● Exercise details: Search the records for the word "Begin". Copy every line where it appears.

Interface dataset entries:
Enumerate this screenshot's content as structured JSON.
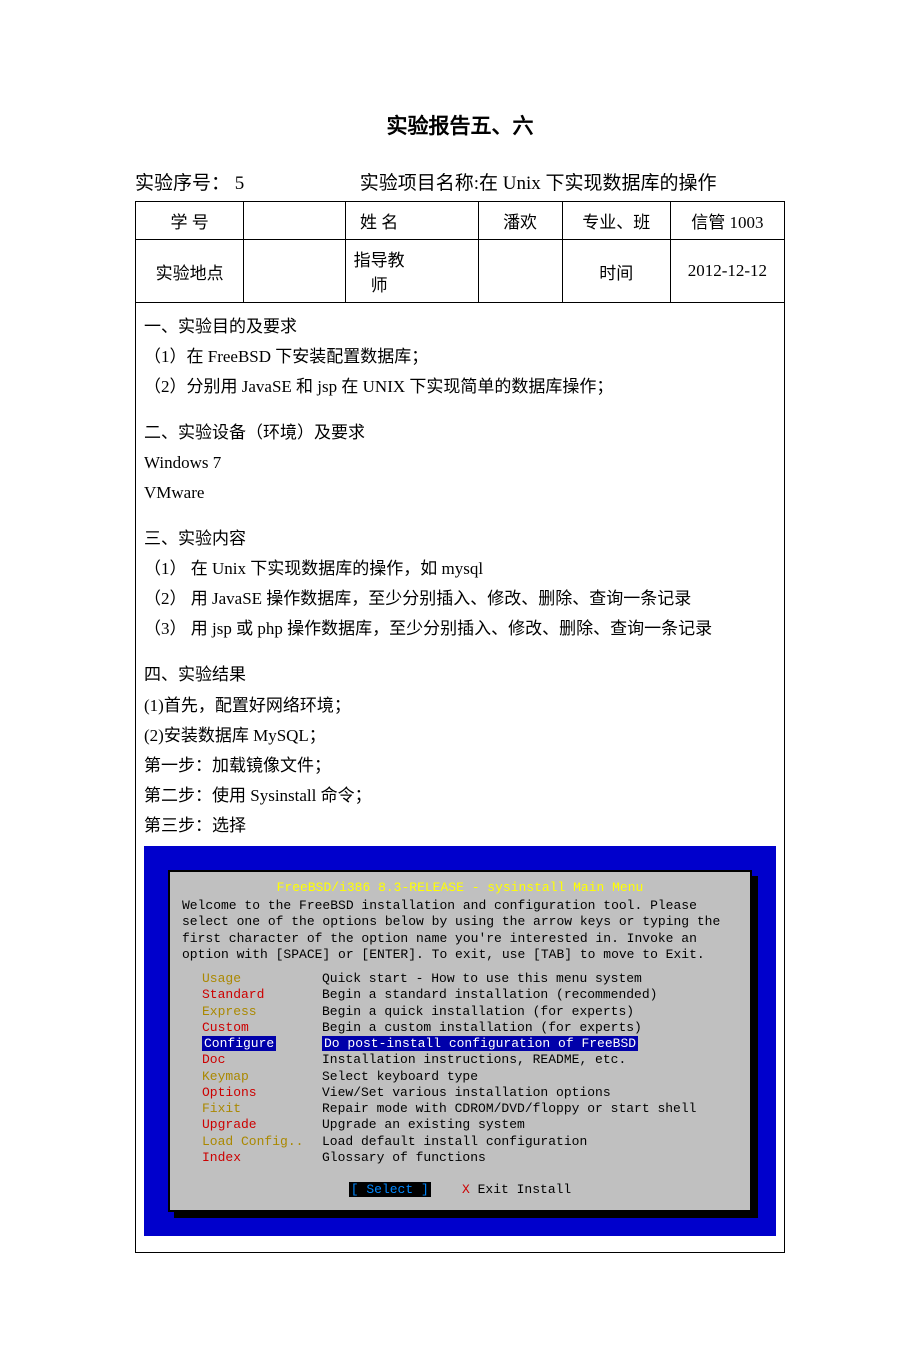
{
  "title": "实验报告五、六",
  "subtitle_left": "实验序号：  5",
  "subtitle_right": "实验项目名称:在 Unix 下实现数据库的操作",
  "table": {
    "r1": {
      "c1": "学    号",
      "c2": "",
      "c3": "姓    名",
      "c4": "潘欢",
      "c5": "专业、班",
      "c6": "信管 1003"
    },
    "r2": {
      "c1": "实验地点",
      "c2": "",
      "c3": "指导教师",
      "c4": "",
      "c5": "时间",
      "c6": "2012-12-12"
    }
  },
  "sec1_h": "一、实验目的及要求",
  "sec1_1": "（1）在 FreeBSD 下安装配置数据库；",
  "sec1_2": "（2）分别用 JavaSE 和 jsp 在 UNIX 下实现简单的数据库操作；",
  "sec2_h": "二、实验设备（环境）及要求",
  "sec2_1": "Windows 7",
  "sec2_2": "VMware",
  "sec3_h": "三、实验内容",
  "sec3_1": "（1）  在 Unix 下实现数据库的操作，如 mysql",
  "sec3_2": "（2）  用 JavaSE 操作数据库，至少分别插入、修改、删除、查询一条记录",
  "sec3_3": "（3）  用 jsp 或 php 操作数据库，至少分别插入、修改、删除、查询一条记录",
  "sec4_h": "四、实验结果",
  "sec4_1": "(1)首先，配置好网络环境；",
  "sec4_2": "(2)安装数据库 MySQL；",
  "sec4_3": "第一步：加载镜像文件；",
  "sec4_4": "第二步：使用 Sysinstall 命令；",
  "sec4_5": "第三步：选择",
  "term": {
    "title": "FreeBSD/i386 8.3-RELEASE - sysinstall Main Menu",
    "intro": "Welcome to the FreeBSD installation and configuration tool.  Please select one of the options below by using the arrow keys or typing the first character of the option name you're interested in.  Invoke an option with [SPACE] or [ENTER].  To exit, use [TAB] to move to Exit.",
    "menu": [
      {
        "name": "Usage",
        "desc": "Quick start - How to use this menu system",
        "style": "yel"
      },
      {
        "name": "Standard",
        "desc": "Begin a standard installation (recommended)",
        "style": "red"
      },
      {
        "name": "Express",
        "desc": "Begin a quick installation (for experts)",
        "style": "yel"
      },
      {
        "name": "Custom",
        "desc": "Begin a custom installation (for experts)",
        "style": "red"
      },
      {
        "name": "Configure",
        "desc": "Do post-install configuration of FreeBSD",
        "style": "sel"
      },
      {
        "name": "Doc",
        "desc": "Installation instructions, README, etc.",
        "style": "red"
      },
      {
        "name": "Keymap",
        "desc": "Select keyboard type",
        "style": "yel"
      },
      {
        "name": "Options",
        "desc": "View/Set various installation options",
        "style": "red"
      },
      {
        "name": "Fixit",
        "desc": "Repair mode with CDROM/DVD/floppy or start shell",
        "style": "yel"
      },
      {
        "name": "Upgrade",
        "desc": "Upgrade an existing system",
        "style": "red"
      },
      {
        "name": "Load Config..",
        "desc": "Load default install configuration",
        "style": "yel"
      },
      {
        "name": "Index",
        "desc": "Glossary of functions",
        "style": "red"
      }
    ],
    "btn_select": "[ Select ]",
    "btn_exit": "Exit Install",
    "btn_x": "X"
  }
}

● Exercise answer:
        "desc": "Begin a standard installation (recommended)",
        "desc": "Begin a quick installation (for experts)",
        "desc": "Begin a custom installation (for experts)",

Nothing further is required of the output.